The falling semi-custom revenue is to be expected, and AMD told investors it expects semi-custom revenue to decline by approximately 20 percent this year. When AMD first unveiled its semi-custom wins with the Xbox One and PS4, it announced that the revenue deal it had struck with Sony and Microsoft was designed to deliver the highest profits in the first few years, with AMD’s earnings per APU declining at an undisclosed rate thereafter. We would expect to see semi-custom revenue head northward again once the Xbox Next and PS5 hit the market in 2020, while the data center segment may get a boost once 7nm Epyc CPUs hit the market.
A few last interesting tidbits: While Intel had to walk back its data center predictions as overly optimistic during its last conference call, Lisa Su indicated that the data center market was evolving as AMD expected. AMD’s market share is only in the 3-5 percent range, however, which greatly limits its exposure.
Su’s phrasing in a reference to Navi could be read to indicate a midsummer launch. Her exact words: “As we look at the graphics business, again, the channel inventory situation has improved, and so that we expect that the channel will be up here in the second quarter, and then into the second half as we launch Navi.”
Su also articulated a new rough target for AMD’s server market share. “[W]e expect that over the next quarter to six quarters, we would continue to ramp our server market share with a goal of getting the double-digit percentage share.”

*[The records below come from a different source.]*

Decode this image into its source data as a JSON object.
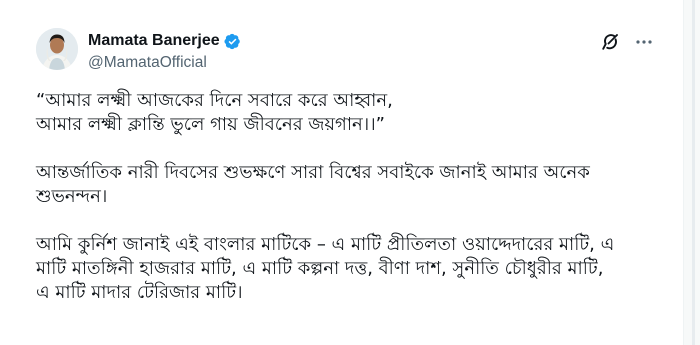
{
  "author": {
    "display_name": "Mamata Banerjee",
    "handle": "@MamataOfficial",
    "verified": true,
    "avatar": "profile-photo"
  },
  "header_actions": [
    {
      "icon": "grok-icon"
    },
    {
      "icon": "more-icon"
    }
  ],
  "tweet": {
    "paragraphs": [
      {
        "lines": [
          "“আমার লক্ষ্মী আজকের দিনে সবারে করে আহ্বান,",
          "আমার লক্ষ্মী ক্লান্তি ভুলে গায় জীবনের জয়গান।।”"
        ]
      },
      {
        "lines": [
          "আন্তর্জাতিক নারী দিবসের শুভক্ষণে সারা বিশ্বের সবাইকে জানাই আমার অনেক",
          "শুভনন্দন।"
        ]
      },
      {
        "lines": [
          "আমি কুর্নিশ জানাই এই বাংলার মাটিকে – এ মাটি প্রীতিলতা ওয়াদ্দেদারের মাটি, এ",
          "মাটি মাতঙ্গিনী হাজরার মাটি, এ মাটি কল্পনা দত্ত, বীণা দাশ, সুনীতি চৌধুরীর মাটি,",
          "এ মাটি মাদার টেরিজার মাটি।"
        ]
      }
    ]
  },
  "colors": {
    "text_primary": "#0f1419",
    "text_secondary": "#536471",
    "verified_blue": "#1d9bf0",
    "background": "#ffffff"
  }
}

AMD’s data center GPU and CPU business are worth a “mid-teens” percentage of revenue. On sales of $1.23B and an assumed 15 percent of revenue, that works out to $184.5B in revenue. Su also stated that sales were roughly even between CPU and GPU, implying revenue in Q1 of ~$92M each.